But the funding pot ran dry at the end of last year and a variety of grant applications have proved unsuccessful for the popular sessions.

Dads Rock co-founder Thomas Lynch admits the classes may have to be discontinued if the charity cannot access alternative sources of funding.

He told the Evening News: “NHS Lothian cannot now publicise the sessions because they’re not involved meaning we’re getting around six participants rather than 27 we had booked in February, which we were forced to cancel.

“There is not a lot out there that really focuses on dads and what to expect. The NHS Lothian ones are great but most focus more on the mums. Our classes bring together dads who are in a similar position and are in need of support.”

Dads Rock is continuing to host sessions once a month without the presence of an NHS Lothian midwife suggesting participants donate £10 to keep the service afloat.

Darren Ure, 35, says what he learned at the Dads Rock antenatal classes proved invaluable to him when his wife Amy gave birth to their son Angus two months early via an emergency C-section.

The gas supervisor from South Queensferry said: “It was an emergency situation and the advice from the classes meant I was able to keep calm and explain things to Amy who had no clue what was really happening.

“We had a mixture of sessions with and without NHS Lothian and I actually preferred the ones with Dads Rock because they were more relaxed and personal.
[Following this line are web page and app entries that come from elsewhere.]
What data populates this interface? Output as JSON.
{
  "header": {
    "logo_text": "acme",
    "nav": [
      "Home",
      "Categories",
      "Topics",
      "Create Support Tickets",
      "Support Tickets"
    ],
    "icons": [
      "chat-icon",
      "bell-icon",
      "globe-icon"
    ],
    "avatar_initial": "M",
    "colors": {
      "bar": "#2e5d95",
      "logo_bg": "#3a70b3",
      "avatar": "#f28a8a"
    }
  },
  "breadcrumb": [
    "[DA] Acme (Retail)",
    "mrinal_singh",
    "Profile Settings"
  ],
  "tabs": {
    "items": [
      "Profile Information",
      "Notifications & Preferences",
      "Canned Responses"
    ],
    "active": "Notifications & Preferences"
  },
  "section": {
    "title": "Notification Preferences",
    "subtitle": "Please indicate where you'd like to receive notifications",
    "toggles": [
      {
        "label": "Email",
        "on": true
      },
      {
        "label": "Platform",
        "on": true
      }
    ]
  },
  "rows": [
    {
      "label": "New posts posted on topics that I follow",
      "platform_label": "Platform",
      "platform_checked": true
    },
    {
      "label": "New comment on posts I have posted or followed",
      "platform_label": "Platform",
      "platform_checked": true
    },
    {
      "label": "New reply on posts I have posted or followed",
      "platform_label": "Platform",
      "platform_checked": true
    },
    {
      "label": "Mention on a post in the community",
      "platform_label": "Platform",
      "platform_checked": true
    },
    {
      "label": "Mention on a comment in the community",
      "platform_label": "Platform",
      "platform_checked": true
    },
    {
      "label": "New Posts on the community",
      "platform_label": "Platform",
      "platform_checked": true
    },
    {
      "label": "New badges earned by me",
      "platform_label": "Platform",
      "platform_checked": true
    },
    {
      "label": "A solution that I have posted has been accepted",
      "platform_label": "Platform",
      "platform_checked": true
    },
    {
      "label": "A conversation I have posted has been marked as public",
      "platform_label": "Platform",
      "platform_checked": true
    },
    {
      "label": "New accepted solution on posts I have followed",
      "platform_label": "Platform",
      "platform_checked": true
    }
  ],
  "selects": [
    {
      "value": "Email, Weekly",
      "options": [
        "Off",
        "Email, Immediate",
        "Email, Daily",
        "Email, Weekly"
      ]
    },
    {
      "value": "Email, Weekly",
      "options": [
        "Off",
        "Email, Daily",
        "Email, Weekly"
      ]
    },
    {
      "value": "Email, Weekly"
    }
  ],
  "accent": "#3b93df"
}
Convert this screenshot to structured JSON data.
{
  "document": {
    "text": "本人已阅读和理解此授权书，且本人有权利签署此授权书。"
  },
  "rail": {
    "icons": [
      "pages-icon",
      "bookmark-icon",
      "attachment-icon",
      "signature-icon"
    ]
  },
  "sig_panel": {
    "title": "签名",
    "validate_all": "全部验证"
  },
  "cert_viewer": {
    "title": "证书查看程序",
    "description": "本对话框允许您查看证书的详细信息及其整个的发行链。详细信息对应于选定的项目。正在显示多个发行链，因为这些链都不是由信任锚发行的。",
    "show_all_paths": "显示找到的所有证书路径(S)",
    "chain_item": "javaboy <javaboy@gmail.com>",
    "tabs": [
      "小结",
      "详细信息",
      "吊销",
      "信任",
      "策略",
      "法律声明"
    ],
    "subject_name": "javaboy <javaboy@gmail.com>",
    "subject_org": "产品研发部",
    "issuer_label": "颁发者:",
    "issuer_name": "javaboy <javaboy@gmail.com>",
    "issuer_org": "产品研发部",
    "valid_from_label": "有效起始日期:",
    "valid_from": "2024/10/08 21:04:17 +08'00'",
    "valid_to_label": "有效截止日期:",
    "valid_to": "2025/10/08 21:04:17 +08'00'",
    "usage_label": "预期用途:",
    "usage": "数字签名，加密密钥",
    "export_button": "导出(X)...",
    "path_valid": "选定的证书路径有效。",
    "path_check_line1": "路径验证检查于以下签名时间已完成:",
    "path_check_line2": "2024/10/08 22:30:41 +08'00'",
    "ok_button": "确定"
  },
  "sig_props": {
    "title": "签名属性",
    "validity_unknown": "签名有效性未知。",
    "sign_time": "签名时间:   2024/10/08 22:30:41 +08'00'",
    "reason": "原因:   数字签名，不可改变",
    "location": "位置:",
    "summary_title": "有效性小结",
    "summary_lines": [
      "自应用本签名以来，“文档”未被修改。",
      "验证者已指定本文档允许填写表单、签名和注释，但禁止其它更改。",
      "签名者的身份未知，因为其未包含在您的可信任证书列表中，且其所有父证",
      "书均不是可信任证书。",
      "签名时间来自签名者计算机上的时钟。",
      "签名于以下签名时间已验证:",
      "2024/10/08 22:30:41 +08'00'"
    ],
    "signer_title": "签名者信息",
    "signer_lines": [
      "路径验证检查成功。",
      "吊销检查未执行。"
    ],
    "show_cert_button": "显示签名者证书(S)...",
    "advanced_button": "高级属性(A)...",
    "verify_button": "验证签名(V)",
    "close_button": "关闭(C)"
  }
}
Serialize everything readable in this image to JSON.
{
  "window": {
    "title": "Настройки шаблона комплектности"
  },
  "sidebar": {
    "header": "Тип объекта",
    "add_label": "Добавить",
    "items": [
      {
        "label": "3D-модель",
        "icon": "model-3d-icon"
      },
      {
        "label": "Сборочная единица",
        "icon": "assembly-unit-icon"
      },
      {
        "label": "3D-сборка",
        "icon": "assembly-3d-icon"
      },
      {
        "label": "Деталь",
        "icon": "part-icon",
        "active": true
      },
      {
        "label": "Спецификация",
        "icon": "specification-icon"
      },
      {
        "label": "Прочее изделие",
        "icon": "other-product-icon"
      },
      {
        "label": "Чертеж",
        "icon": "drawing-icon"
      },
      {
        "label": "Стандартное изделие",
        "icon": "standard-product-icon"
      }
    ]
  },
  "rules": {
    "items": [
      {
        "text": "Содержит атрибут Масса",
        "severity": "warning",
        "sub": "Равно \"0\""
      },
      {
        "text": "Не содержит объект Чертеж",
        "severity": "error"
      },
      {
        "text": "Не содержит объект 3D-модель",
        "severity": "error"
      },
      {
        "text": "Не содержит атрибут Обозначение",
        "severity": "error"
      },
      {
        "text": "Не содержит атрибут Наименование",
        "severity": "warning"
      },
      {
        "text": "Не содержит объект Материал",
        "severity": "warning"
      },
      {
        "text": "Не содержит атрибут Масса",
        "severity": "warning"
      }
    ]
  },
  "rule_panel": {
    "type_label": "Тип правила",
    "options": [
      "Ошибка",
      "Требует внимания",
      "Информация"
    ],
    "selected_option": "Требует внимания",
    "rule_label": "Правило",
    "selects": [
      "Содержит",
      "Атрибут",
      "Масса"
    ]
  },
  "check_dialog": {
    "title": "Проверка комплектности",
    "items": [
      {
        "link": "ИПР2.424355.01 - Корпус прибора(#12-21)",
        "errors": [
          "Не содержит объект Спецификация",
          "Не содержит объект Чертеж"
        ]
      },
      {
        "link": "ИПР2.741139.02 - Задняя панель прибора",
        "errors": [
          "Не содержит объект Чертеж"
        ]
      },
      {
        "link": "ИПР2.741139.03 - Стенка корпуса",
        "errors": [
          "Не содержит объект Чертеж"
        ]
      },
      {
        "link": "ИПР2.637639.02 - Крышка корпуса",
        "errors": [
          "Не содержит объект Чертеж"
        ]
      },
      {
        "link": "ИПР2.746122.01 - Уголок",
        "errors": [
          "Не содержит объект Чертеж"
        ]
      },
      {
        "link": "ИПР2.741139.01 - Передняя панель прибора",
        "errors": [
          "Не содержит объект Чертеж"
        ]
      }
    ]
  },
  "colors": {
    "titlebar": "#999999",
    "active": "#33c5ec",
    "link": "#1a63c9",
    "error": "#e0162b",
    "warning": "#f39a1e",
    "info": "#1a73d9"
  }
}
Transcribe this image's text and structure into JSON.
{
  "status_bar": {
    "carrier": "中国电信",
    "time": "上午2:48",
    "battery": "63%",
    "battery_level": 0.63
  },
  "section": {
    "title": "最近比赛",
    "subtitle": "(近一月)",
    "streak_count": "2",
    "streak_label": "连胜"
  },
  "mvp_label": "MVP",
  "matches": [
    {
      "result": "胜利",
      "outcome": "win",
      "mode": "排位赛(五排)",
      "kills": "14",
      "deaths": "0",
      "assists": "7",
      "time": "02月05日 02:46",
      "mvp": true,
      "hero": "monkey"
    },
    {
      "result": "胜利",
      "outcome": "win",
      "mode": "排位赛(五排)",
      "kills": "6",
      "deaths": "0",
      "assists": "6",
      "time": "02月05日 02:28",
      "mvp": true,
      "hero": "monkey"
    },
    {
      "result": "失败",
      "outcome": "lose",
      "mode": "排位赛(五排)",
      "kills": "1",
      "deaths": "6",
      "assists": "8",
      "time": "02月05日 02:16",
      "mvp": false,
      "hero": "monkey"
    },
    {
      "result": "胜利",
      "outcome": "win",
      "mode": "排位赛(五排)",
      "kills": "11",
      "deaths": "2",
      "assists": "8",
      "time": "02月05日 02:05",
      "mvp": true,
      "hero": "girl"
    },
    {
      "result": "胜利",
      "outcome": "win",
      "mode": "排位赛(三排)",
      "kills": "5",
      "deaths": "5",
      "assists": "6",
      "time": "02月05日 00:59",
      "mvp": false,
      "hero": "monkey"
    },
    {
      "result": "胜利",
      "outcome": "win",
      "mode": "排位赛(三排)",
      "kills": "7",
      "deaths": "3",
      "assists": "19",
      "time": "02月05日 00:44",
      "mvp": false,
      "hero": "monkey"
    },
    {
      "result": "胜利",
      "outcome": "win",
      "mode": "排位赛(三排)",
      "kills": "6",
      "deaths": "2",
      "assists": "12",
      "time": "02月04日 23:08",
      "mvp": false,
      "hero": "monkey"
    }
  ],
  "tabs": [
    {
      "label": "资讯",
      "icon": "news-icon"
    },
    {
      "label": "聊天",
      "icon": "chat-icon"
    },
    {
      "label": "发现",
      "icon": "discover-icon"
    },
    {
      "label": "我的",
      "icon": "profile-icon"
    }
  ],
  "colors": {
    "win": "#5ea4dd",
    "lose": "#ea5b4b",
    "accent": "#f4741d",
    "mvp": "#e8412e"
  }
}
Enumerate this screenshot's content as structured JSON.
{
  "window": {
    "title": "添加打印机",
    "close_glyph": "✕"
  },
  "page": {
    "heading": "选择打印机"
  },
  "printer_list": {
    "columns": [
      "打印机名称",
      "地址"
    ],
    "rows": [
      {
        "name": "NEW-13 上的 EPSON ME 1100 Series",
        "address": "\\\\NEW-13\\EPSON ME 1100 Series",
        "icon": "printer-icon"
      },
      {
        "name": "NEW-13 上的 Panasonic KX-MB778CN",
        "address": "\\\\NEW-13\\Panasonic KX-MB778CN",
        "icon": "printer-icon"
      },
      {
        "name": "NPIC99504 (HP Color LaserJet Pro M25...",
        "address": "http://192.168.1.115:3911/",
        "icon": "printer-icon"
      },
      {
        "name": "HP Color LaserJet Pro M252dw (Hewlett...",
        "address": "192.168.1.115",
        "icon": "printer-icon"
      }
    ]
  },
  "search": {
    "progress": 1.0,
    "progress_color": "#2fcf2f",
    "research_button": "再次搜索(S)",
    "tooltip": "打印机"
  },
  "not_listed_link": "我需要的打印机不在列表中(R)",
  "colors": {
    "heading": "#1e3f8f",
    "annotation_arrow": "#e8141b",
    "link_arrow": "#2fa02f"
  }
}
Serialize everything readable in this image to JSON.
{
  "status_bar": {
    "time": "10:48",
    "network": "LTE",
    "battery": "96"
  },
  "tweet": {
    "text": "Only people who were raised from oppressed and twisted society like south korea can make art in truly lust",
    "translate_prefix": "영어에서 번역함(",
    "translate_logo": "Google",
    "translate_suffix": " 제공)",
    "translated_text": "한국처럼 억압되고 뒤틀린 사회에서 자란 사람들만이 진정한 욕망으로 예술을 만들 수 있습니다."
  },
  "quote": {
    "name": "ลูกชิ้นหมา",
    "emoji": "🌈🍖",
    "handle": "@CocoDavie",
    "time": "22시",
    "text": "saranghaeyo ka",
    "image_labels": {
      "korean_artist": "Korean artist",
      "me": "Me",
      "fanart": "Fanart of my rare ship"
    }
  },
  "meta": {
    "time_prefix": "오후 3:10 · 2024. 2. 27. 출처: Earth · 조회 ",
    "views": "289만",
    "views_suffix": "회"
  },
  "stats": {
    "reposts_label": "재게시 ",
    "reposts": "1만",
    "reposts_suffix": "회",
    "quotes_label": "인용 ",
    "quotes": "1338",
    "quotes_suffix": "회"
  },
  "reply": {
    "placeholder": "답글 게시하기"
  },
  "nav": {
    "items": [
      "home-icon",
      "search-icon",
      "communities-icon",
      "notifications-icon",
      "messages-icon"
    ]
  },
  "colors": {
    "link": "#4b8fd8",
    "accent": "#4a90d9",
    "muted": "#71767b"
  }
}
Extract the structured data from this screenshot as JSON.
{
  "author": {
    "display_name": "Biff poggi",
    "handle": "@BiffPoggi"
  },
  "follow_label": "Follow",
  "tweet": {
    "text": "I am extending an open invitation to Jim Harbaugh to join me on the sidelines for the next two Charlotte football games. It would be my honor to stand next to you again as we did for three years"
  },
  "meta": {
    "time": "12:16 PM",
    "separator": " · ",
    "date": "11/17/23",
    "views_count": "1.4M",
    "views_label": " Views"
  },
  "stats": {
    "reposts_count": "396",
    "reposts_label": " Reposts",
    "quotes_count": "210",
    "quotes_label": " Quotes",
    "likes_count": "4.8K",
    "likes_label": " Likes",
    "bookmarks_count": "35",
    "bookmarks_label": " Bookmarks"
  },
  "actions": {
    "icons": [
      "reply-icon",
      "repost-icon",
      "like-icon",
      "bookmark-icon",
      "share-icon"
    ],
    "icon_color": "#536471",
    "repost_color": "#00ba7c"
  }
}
“I don’t know how I would have coped without Dads Rock. Thomas and the other dads taught me a lot and I was able to just stay focused and help Amy when I could thanks to the knowledge they shared with me. I felt prepared to be a dad after only a few sessions and it would be a huge shame to see others not get the same opportunity.”

Thomas says it costs £100 to put on a monthly workshop now and is spreading the word to encourage more future dads to come along to avoid the closure of the service.

“I want fathers to know that this service is available to them,” he said. “When we had kids we could not find anything for dads in Edinburgh. I want dads to know they can play a big role and have value during the pregnancy.”

A Scottish Government spokesperson said: “We want to make Scotland the best place in the world for children and young people to grow up. Encouraging and supporting fathers to play an active role in their child’s upbringing is key if we are to improve the health, wellbeing and life chances of Scotland’s children and young people.

“We provide funding to a range of national organisations working with fathers and families and in 2018/19 provided one-year funding to Dads Rock to help them invest in sustainability of their services.”